The COVID -19 pandemic has thrown a unique opportunity for political leaders across countries to lead their nation from the front. Leadership in this time of crisis has been of planning, assessing, looking at the future, thinking out of the box, reach out to those who are vulnerable, reaching out to their counterparts in other countries, and more.
Thanks to social media, all leaders have scrutinized how they have performed to combat the deadly coronavirus. Many leaders were caught unaware of the impending danger of the disease or underestimating this crisis.
While leaders of South Korea, Taiwan, Canada, New Zealand has been applauded for tackling the disease, many have drawn flak for not planning for the worst-case scenario.
Then, for leaders, fighting is not just about combating COVID; it is also about rescuing their economies, as most are in critical shape due to the months long lockdown.
According to the New York Times, the elected leader of world’s second most popular country, Prime Minister Narendra Modi, has emerged as hugely popular during this crisis.
Modi’s popularity has soared higher touching approval ratings of above 80%. The US President Donald Trump and Russian President Vladimir Putin, in comparison, are not faring too well in the popularity chart.
Modi has managed the coronavirus crisis “relatively well,” and that is visible in the opinion polls. The Indian Prime Minister imposed one of the strictest lockdowns in India since March 2020 to control the spread of the viral disease.

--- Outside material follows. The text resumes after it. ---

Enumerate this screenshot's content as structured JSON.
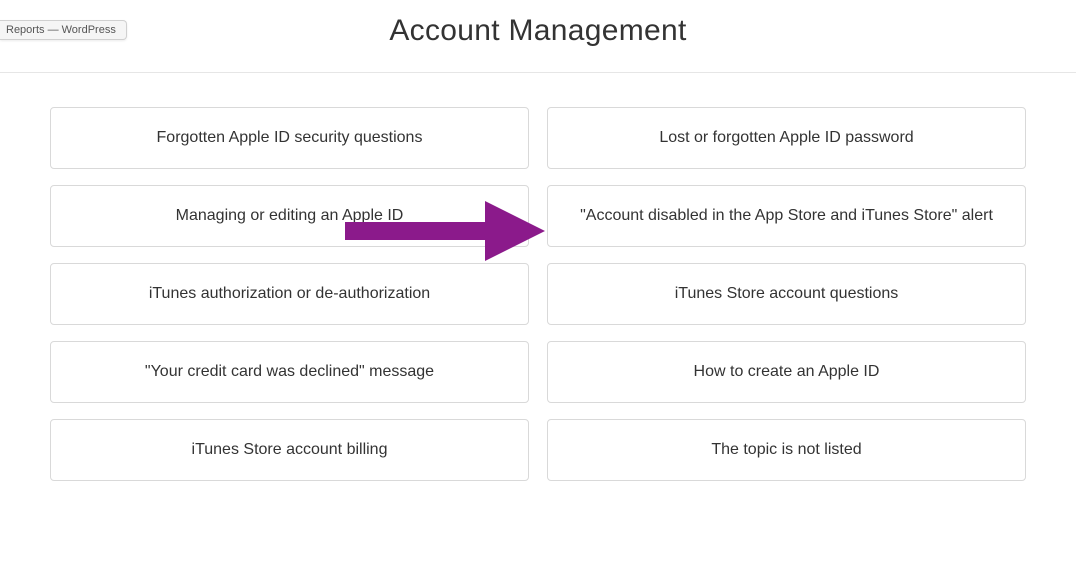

Before the disease started to grip the nation, Modi was facing a huge challenge due to a slowing economy and CAA, NPR – related protest since December last year.
If he can tide over this crisis, he is likely to strengthen his position in the country, further, analysts believe.
While he may have been partially successful in dealing with COVID, but the images of distraught migrants traveling from one part of the country to another in uncertainty has drawn much flak from internal observers and his opposition.
The next humongous challenge for the popular leader would be not just to rehabilitate these uprooted migrants, but also to resuscitate the economy, which is quickly sliding into a severe contraction. The lockdown has not just displaced labourers; hundreds of Indians have lost jobs in urban India. Supply chain disruption has been critical. Major urban centres remain locked down due to spiraling cases of COVID. Although the government has announced of series of relief measures as immediate and long term help to revive the economy. The challenge for Modi would be how he decides his future course of action, his approach towards economic reforms, his image abroad, his stand on minorities, and his ability to mobilize people to come together and act.